Sales pipeline, meet the real world
Of the six deal stages proposed, one of them may strike you as a little odd compared to the others. The ‘unqualified proposal sent.’
Here’s the thing. In the ideal world there would never be an unqualified proposal sent. Every deal would be well qualified, there would be no unknowns and the proposal would answer all the questions and cover all the bases.
But the real world doesn’t work like that. In reality, there are times when you are just making up the numbers and one of several responding to the RFP. Sometimes the deal has come to your business via a middle third party and you might not even know who the end client is yet. And then there are those times when it’s more painful than that and the only access you have into the prospect organisation doesn’t know the full picture and there isn’t yet a wider relationship to work with.
That’s sales. You just have to work with what you’ve got. In the real world there will be unqualified proposals on the board. The task for the team is to keep the numbers of unqualified’s down and get them either shifted to qualified as soon as possible, or killed off because they are never going to come your way.
Sales pipeline meeting format, follow the money
How the meeting is chaired is also important to making it effective. The temptation here is to take a chronological approach to the deals. Start with the top left of the board – the most recently added deal in ‘opportunity opened.’
Instead, start with the deals in ‘negotiations’ and work backwards.
Why? Well, there’s good reasons for this. At the start of the meeting, everyone is focused and ready to give it their all. By the end, people are dropping off to join the next meeting or have to cover the final points at a fast pace to prevent the session from overrunning. It’s a mistake to leave discussing the deals that are closest to winning until the very end.
Start with ‘negotiations,’ then go through each of ‘qualified proposal sent,’ ‘unqualified proposal sent,’ ‘information gathering’ and ‘opportunity opened.’
If the meeting is time pressured towards the end, it is much easier as a group to whizz through the highlights of new deals. Better that than rushing those that are in the critical negotiation stage.

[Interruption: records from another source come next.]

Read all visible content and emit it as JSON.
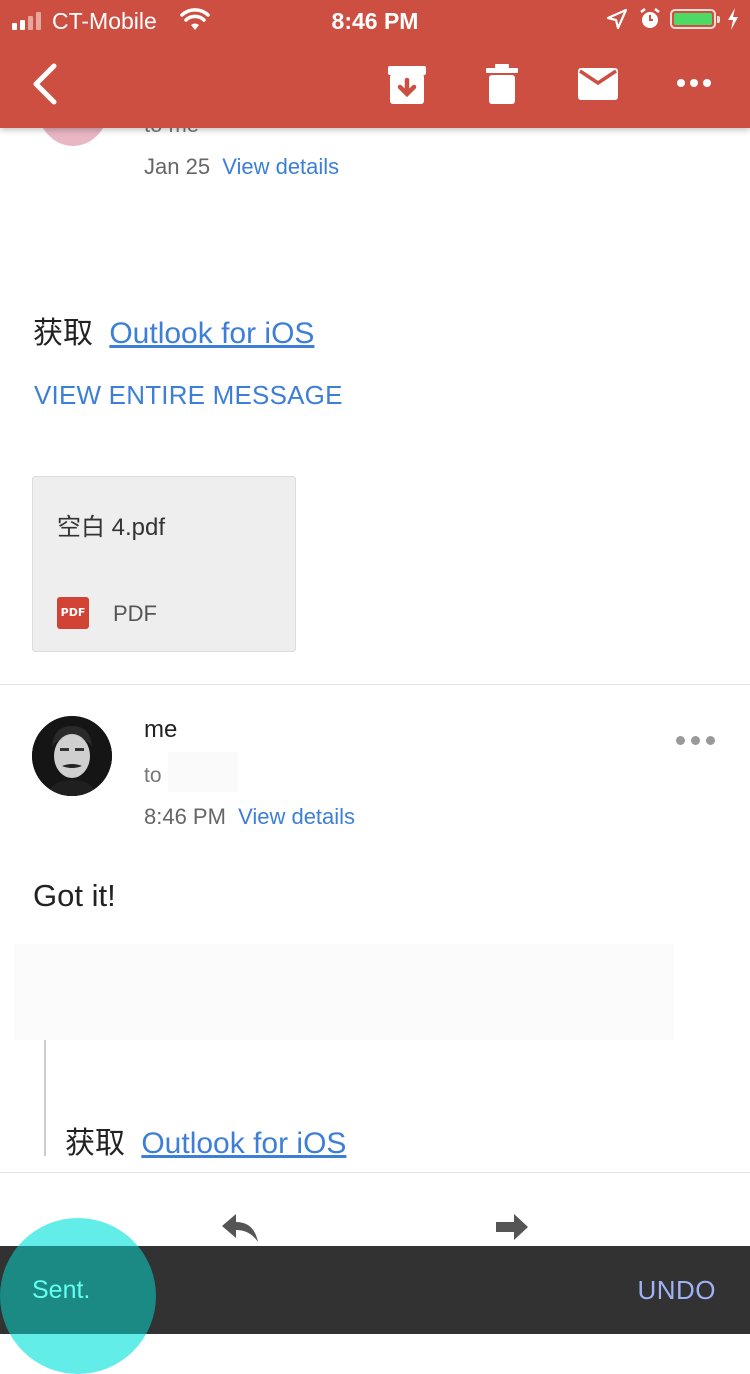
{
  "status_bar": {
    "carrier": "CT-Mobile",
    "time": "8:46 PM"
  },
  "toolbar": {
    "icons": [
      "back-arrow-icon",
      "archive-icon",
      "trash-icon",
      "mail-icon",
      "more-icon"
    ]
  },
  "prev_message": {
    "to": "to me",
    "date": "Jan 25",
    "view_details": "View details",
    "body_prefix": "获取",
    "body_link": "Outlook for iOS",
    "view_entire": "VIEW ENTIRE MESSAGE",
    "attachment": {
      "name": "空白 4.pdf",
      "type": "PDF",
      "icon_text": "PDF"
    }
  },
  "current_message": {
    "sender": "me",
    "to": "to",
    "time": "8:46 PM",
    "view_details": "View details",
    "body": "Got it!",
    "quoted_prefix": "获取",
    "quoted_link": "Outlook for iOS"
  },
  "snackbar": {
    "message": "Sent.",
    "action": "UNDO"
  },
  "colors": {
    "toolbar": "#CD4F41",
    "link": "#3D7FD7",
    "snackbar": "#323232",
    "accent": "#64FFF0"
  }
}
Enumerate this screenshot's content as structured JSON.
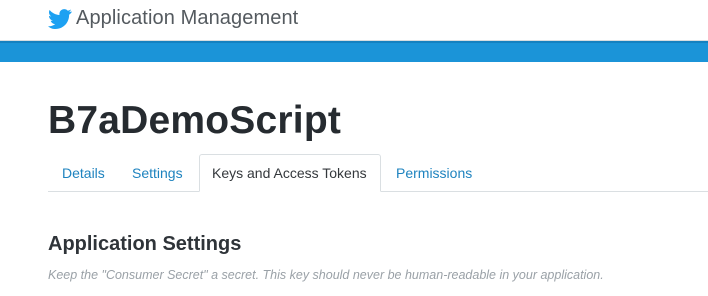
{
  "header": {
    "title": "Application Management",
    "logo_icon": "twitter-bird-icon",
    "accent_color": "#1b94d8"
  },
  "app": {
    "name": "B7aDemoScript"
  },
  "tabs": [
    {
      "label": "Details",
      "active": false
    },
    {
      "label": "Settings",
      "active": false
    },
    {
      "label": "Keys and Access Tokens",
      "active": true
    },
    {
      "label": "Permissions",
      "active": false
    }
  ],
  "section": {
    "title": "Application Settings",
    "note": "Keep the \"Consumer Secret\" a secret. This key should never be human-readable in your application."
  }
}
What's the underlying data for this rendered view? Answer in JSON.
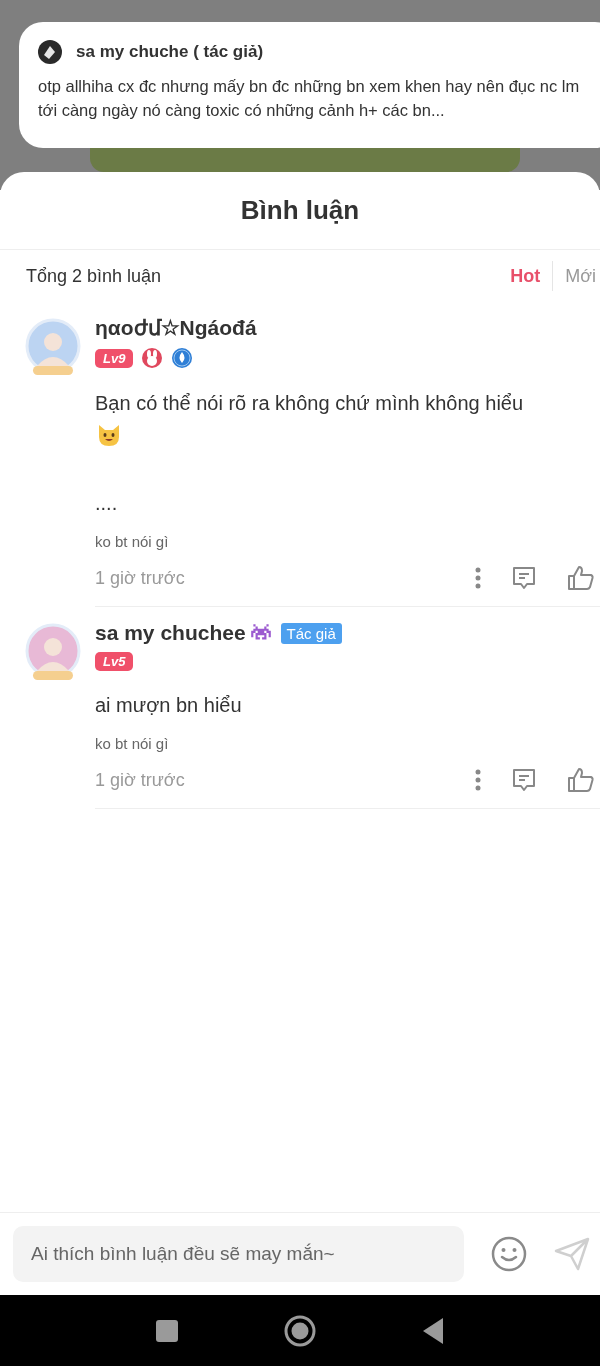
{
  "notification": {
    "author": "sa my chuche ( tác giả)",
    "message": "otp allhiha cx đc nhưng mấy bn đc những bn xem khen hay nên đục nc lm tới càng ngày nó càng toxic có những cảnh h+ các bn..."
  },
  "sheet": {
    "title": "Bình luận",
    "count": "Tổng 2 bình luận",
    "sort": [
      {
        "label": "Hot",
        "selected": true
      },
      {
        "label": "Mới",
        "selected": false
      }
    ]
  },
  "comments": [
    {
      "name": "ηαoժմ☆Ngáođá",
      "badges": [
        {
          "kind": "level",
          "text": "Lv9"
        },
        {
          "kind": "rabbit"
        },
        {
          "kind": "drop"
        }
      ],
      "blocks": [
        {
          "kind": "text",
          "text": "Bạn có thể nói rõ ra không chứ mình không hiểu"
        },
        {
          "kind": "cat"
        },
        {
          "kind": "gap"
        },
        {
          "kind": "text",
          "text": "...."
        }
      ],
      "signature": "ko bt nói gì",
      "time": "1 giờ trước"
    },
    {
      "name": "sa my chuchee",
      "name_icons": [
        {
          "kind": "alien"
        }
      ],
      "author_tag": "Tác giả",
      "badges": [
        {
          "kind": "level",
          "text": "Lv5"
        }
      ],
      "blocks": [
        {
          "kind": "text",
          "text": "ai mượn bn hiểu"
        }
      ],
      "signature": "ko bt nói gì",
      "time": "1 giờ trước"
    }
  ],
  "composer": {
    "placeholder": "Ai thích bình luận đều sẽ may mắn~"
  }
}
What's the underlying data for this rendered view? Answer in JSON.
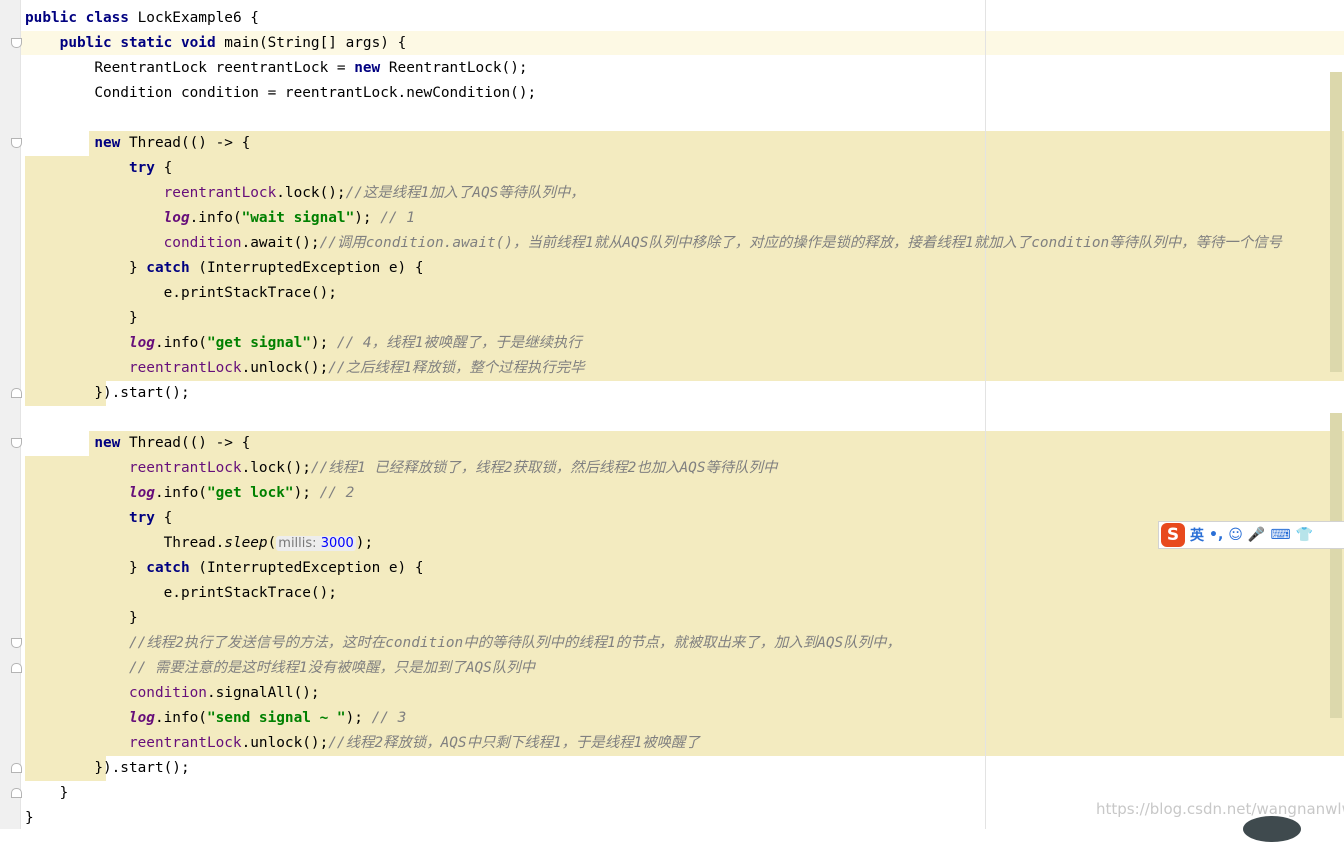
{
  "code": {
    "l1": {
      "a": "public",
      "b": " ",
      "c": "class",
      "d": " LockExample6 {"
    },
    "l2": {
      "a": "public",
      "b": " ",
      "c": "static",
      "d": " ",
      "e": "void",
      "f": " main(String[] args) {"
    },
    "l3": {
      "a": "ReentrantLock reentrantLock = ",
      "b": "new",
      "c": " ReentrantLock();"
    },
    "l4": {
      "a": "Condition condition = reentrantLock.newCondition();"
    },
    "l6": {
      "a": "new",
      "b": " Thread(() -> {"
    },
    "l7": {
      "a": "try",
      "b": " {"
    },
    "l8": {
      "a": "reentrantLock",
      "b": ".lock();",
      "c": "//这是线程1加入了AQS等待队列中，"
    },
    "l9": {
      "a": "log",
      "b": ".info(",
      "c": "\"wait signal\"",
      "d": "); ",
      "e": "// 1"
    },
    "l10": {
      "a": "condition",
      "b": ".await();",
      "c": "//调用condition.await()，当前线程1就从AQS队列中移除了，对应的操作是锁的释放，接着线程1就加入了condition等待队列中，等待一个信号"
    },
    "l11": {
      "a": "} ",
      "b": "catch",
      "c": " (InterruptedException e) {"
    },
    "l12": {
      "a": "e.printStackTrace();"
    },
    "l13": {
      "a": "}"
    },
    "l14": {
      "a": "log",
      "b": ".info(",
      "c": "\"get signal\"",
      "d": "); ",
      "e": "// 4，线程1被唤醒了，于是继续执行"
    },
    "l15": {
      "a": "reentrantLock",
      "b": ".unlock();",
      "c": "//之后线程1释放锁，整个过程执行完毕"
    },
    "l16": {
      "a": "}).start();"
    },
    "l18": {
      "a": "new",
      "b": " Thread(() -> {"
    },
    "l19": {
      "a": "reentrantLock",
      "b": ".lock();",
      "c": "//线程1 已经释放锁了，线程2获取锁，然后线程2也加入AQS等待队列中"
    },
    "l20": {
      "a": "log",
      "b": ".info(",
      "c": "\"get lock\"",
      "d": "); ",
      "e": "// 2"
    },
    "l21": {
      "a": "try",
      "b": " {"
    },
    "l22": {
      "a": "Thread.",
      "b": "sleep",
      "c": "(",
      "d": "millis:",
      "e": "3000",
      "f": ");"
    },
    "l23": {
      "a": "} ",
      "b": "catch",
      "c": " (InterruptedException e) {"
    },
    "l24": {
      "a": "e.printStackTrace();"
    },
    "l25": {
      "a": "}"
    },
    "l26": {
      "a": "//线程2执行了发送信号的方法，这时在condition中的等待队列中的线程1的节点，就被取出来了，加入到AQS队列中，"
    },
    "l27": {
      "a": "// 需要注意的是这时线程1没有被唤醒，只是加到了AQS队列中"
    },
    "l28": {
      "a": "condition",
      "b": ".signalAll();"
    },
    "l29": {
      "a": "log",
      "b": ".info(",
      "c": "\"send signal ~ \"",
      "d": "); ",
      "e": "// 3"
    },
    "l30": {
      "a": "reentrantLock",
      "b": ".unlock();",
      "c": "//线程2释放锁，AQS中只剩下线程1，于是线程1被唤醒了"
    },
    "l31": {
      "a": "}).start();"
    },
    "l32": {
      "a": "}"
    },
    "l33": {
      "a": "}"
    }
  },
  "ime": {
    "logo": "S",
    "lang": "英",
    "punct": "•,",
    "emoji": "☺",
    "mic": "🎤",
    "keyboard": "⌨",
    "skin": "👕"
  },
  "watermark": "https://blog.csdn.net/wangnanwlw",
  "colors": {
    "keyword": "#000080",
    "field": "#660e7a",
    "string": "#008000",
    "comment": "#808080",
    "highlight": "#f3ebc0"
  }
}
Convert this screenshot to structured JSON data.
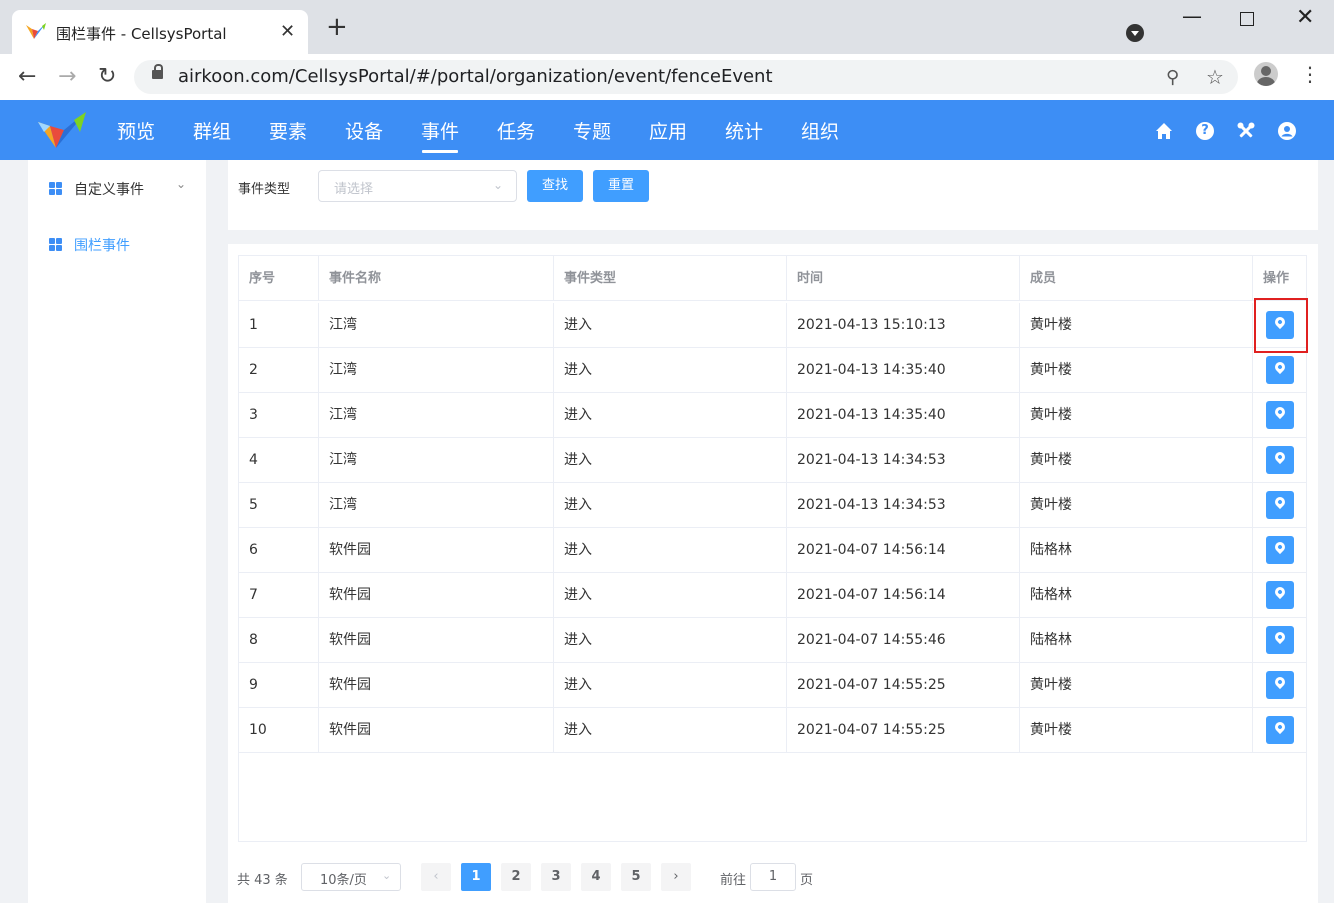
{
  "browser": {
    "tab_title": "围栏事件 - CellsysPortal",
    "url": "airkoon.com/CellsysPortal/#/portal/organization/event/fenceEvent"
  },
  "nav": {
    "items": [
      "预览",
      "群组",
      "要素",
      "设备",
      "事件",
      "任务",
      "专题",
      "应用",
      "统计",
      "组织"
    ],
    "active": "事件"
  },
  "sidebar": {
    "items": [
      {
        "label": "自定义事件",
        "active": false
      },
      {
        "label": "围栏事件",
        "active": true
      }
    ]
  },
  "search": {
    "label": "事件类型",
    "placeholder": "请选择",
    "search_btn": "查找",
    "reset_btn": "重置"
  },
  "table": {
    "headers": [
      "序号",
      "事件名称",
      "事件类型",
      "时间",
      "成员",
      "操作"
    ],
    "rows": [
      [
        "1",
        "江湾",
        "进入",
        "2021-04-13 15:10:13",
        "黄叶楼"
      ],
      [
        "2",
        "江湾",
        "进入",
        "2021-04-13 14:35:40",
        "黄叶楼"
      ],
      [
        "3",
        "江湾",
        "进入",
        "2021-04-13 14:35:40",
        "黄叶楼"
      ],
      [
        "4",
        "江湾",
        "进入",
        "2021-04-13 14:34:53",
        "黄叶楼"
      ],
      [
        "5",
        "江湾",
        "进入",
        "2021-04-13 14:34:53",
        "黄叶楼"
      ],
      [
        "6",
        "软件园",
        "进入",
        "2021-04-07 14:56:14",
        "陆格林"
      ],
      [
        "7",
        "软件园",
        "进入",
        "2021-04-07 14:56:14",
        "陆格林"
      ],
      [
        "8",
        "软件园",
        "进入",
        "2021-04-07 14:55:46",
        "陆格林"
      ],
      [
        "9",
        "软件园",
        "进入",
        "2021-04-07 14:55:25",
        "黄叶楼"
      ],
      [
        "10",
        "软件园",
        "进入",
        "2021-04-07 14:55:25",
        "黄叶楼"
      ]
    ]
  },
  "pagination": {
    "total": "共 43 条",
    "page_size": "10条/页",
    "pages": [
      "1",
      "2",
      "3",
      "4",
      "5"
    ],
    "current": "1",
    "goto_prefix": "前往",
    "goto_value": "1",
    "goto_suffix": "页"
  },
  "colors": {
    "header_bg": "#3d8ef5",
    "primary": "#409eff",
    "highlight_box": "#e02020"
  }
}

The task of the chair is to make sure the deal owner has highlighted any potential blockers and set a clear next action with a due date. All of which is to be added to the card or CRM.
Bringing it all together
A well run sales pipeline meeting is a valuable thing. It can foster high quality collaboration across the team, it can give leadership a true picture of what is going on commercially and can help forward communication to the delivery team by having an accurate picture of what is likely to be coming their way.
While the suggested deal stages listed here are by their nature generic, beware the overly complex multi-stage sales pipeline. I’ve yet to see an example where adding many more deal stages created significant value. The more likely scenario is it just introduces unnecessary complexity into the business.
In addition to this regular session, it is also useful to communicate the monthly and quarterly figures. These headline figures are typically number deals in the pipeline, weighted values, new business booked, repeat business, total sales, MRR and so on…
If the sales pipeline meeting is being done well then the monthly communication could easily be a Slack or Teams message. One less meeting in the calendar every month and some time back for the team to get on with the task at hand. Happy days.